Task prompt =
Within the data below, count every line that includes "headline" and report the total alone.

Input =

════════════════

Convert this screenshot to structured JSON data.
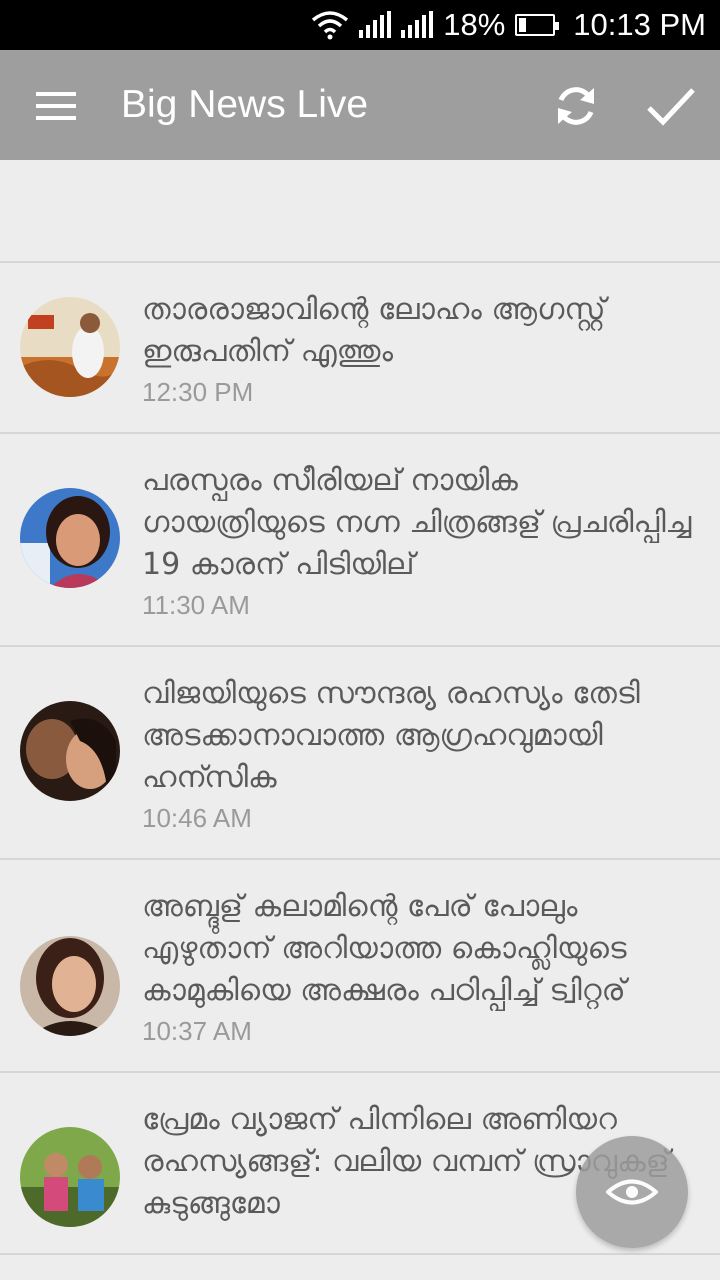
{
  "status_bar": {
    "battery": "18%",
    "time": "10:13 PM"
  },
  "app_bar": {
    "title": "Big News Live",
    "menu_icon": "hamburger-menu-icon",
    "refresh_icon": "refresh-icon",
    "done_icon": "check-icon"
  },
  "colors": {
    "app_bar": "#9e9e9e",
    "background": "#ededed",
    "headline": "#5a5a5a",
    "time": "#9a9a9a"
  },
  "news": [
    {
      "headline": "താരരാജാവിന്റെ ലോഹം ആഗസ്റ്റ് ഇരുപതിന് എത്തും",
      "time": "12:30 PM"
    },
    {
      "headline": "പരസ്പരം സീരിയല് നായിക ഗായത്രിയുടെ നഗ്ന ചിത്രങ്ങള് പ്രചരിപ്പിച്ച 19 കാരന് പിടിയില്",
      "time": "11:30 AM"
    },
    {
      "headline": "വിജയിയുടെ സൗന്ദര്യ രഹസ്യം തേടി അടക്കാനാവാത്ത ആഗ്രഹവുമായി ഹന്സിക",
      "time": "10:46 AM"
    },
    {
      "headline": "അബ്ദുള് കലാമിന്റെ പേര് പോലും എഴുതാന് അറിയാത്ത കൊഹ്ലിയുടെ കാമുകിയെ അക്ഷരം പഠിപ്പിച്ച് ട്വിറ്റര്",
      "time": "10:37 AM"
    },
    {
      "headline": "പ്രേമം വ്യാജന് പിന്നിലെ അണിയറ രഹസ്യങ്ങള്: വലിയ വമ്പന് സ്രാവുകള് കുടുങ്ങുമോ",
      "time": ""
    }
  ],
  "fab": {
    "icon": "eye-icon"
  }
}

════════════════

Output of the task =
6